▶ [TRY IT]
All of the data below is to be copied again without changes.

▶ [MATERIAL FOR THIS EXERCISE]
((
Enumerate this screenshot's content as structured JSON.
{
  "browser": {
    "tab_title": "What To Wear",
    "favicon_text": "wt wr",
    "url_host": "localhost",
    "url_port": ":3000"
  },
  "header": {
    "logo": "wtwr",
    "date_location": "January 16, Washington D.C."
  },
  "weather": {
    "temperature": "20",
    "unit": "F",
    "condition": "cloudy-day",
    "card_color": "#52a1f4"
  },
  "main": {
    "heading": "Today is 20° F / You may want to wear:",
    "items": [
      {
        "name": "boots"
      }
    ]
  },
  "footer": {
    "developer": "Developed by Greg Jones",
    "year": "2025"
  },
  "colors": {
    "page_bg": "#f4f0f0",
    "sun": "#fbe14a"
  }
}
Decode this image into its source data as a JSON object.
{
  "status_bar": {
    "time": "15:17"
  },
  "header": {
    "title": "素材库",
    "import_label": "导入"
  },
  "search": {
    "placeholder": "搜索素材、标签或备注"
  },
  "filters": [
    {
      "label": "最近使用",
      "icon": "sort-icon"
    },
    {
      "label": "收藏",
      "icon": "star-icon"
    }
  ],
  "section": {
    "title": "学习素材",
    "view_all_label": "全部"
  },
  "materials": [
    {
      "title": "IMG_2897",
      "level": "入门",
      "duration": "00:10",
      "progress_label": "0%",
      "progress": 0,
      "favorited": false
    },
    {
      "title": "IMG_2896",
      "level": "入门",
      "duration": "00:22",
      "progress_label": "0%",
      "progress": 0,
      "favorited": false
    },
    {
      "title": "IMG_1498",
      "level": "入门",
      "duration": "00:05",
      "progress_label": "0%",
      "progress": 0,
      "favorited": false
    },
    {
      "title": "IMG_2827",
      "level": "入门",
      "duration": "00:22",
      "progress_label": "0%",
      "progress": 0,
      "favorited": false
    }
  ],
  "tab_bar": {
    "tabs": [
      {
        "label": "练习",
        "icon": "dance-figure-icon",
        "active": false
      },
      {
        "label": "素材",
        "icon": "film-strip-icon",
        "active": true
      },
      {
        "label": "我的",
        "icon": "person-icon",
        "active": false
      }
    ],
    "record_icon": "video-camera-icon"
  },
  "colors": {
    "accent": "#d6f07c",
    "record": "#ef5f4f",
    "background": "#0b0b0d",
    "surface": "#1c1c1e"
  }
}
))
▶ [RESPONSE TO THE EXERCISE]
Enumerate this screenshot's content as structured JSON.
{
  "browser": {
    "tab_title": "What To Wear",
    "favicon_text": "wt wr",
    "url_host": "localhost",
    "url_port": ":3000"
  },
  "header": {
    "logo": "wtwr",
    "date_location": "January 16, Washington D.C."
  },
  "weather": {
    "temperature": "20",
    "unit": "F",
    "condition": "cloudy-day",
    "card_color": "#52a1f4"
  },
  "main": {
    "heading": "Today is 20° F / You may want to wear:",
    "items": [
      {
        "name": "boots"
      }
    ]
  },
  "footer": {
    "developer": "Developed by Greg Jones",
    "year": "2025"
  },
  "colors": {
    "page_bg": "#f4f0f0",
    "sun": "#fbe14a"
  }
}
Decode this image into its source data as a JSON object.
{
  "status_bar": {
    "time": "15:17"
  },
  "header": {
    "title": "素材库",
    "import_label": "导入"
  },
  "search": {
    "placeholder": "搜索素材、标签或备注"
  },
  "filters": [
    {
      "label": "最近使用",
      "icon": "sort-icon"
    },
    {
      "label": "收藏",
      "icon": "star-icon"
    }
  ],
  "section": {
    "title": "学习素材",
    "view_all_label": "全部"
  },
  "materials": [
    {
      "title": "IMG_2897",
      "level": "入门",
      "duration": "00:10",
      "progress_label": "0%",
      "progress": 0,
      "favorited": false
    },
    {
      "title": "IMG_2896",
      "level": "入门",
      "duration": "00:22",
      "progress_label": "0%",
      "progress": 0,
      "favorited": false
    },
    {
      "title": "IMG_1498",
      "level": "入门",
      "duration": "00:05",
      "progress_label": "0%",
      "progress": 0,
      "favorited": false
    },
    {
      "title": "IMG_2827",
      "level": "入门",
      "duration": "00:22",
      "progress_label": "0%",
      "progress": 0,
      "favorited": false
    }
  ],
  "tab_bar": {
    "tabs": [
      {
        "label": "练习",
        "icon": "dance-figure-icon",
        "active": false
      },
      {
        "label": "素材",
        "icon": "film-strip-icon",
        "active": true
      },
      {
        "label": "我的",
        "icon": "person-icon",
        "active": false
      }
    ],
    "record_icon": "video-camera-icon"
  },
  "colors": {
    "accent": "#d6f07c",
    "record": "#ef5f4f",
    "background": "#0b0b0d",
    "surface": "#1c1c1e"
  }
}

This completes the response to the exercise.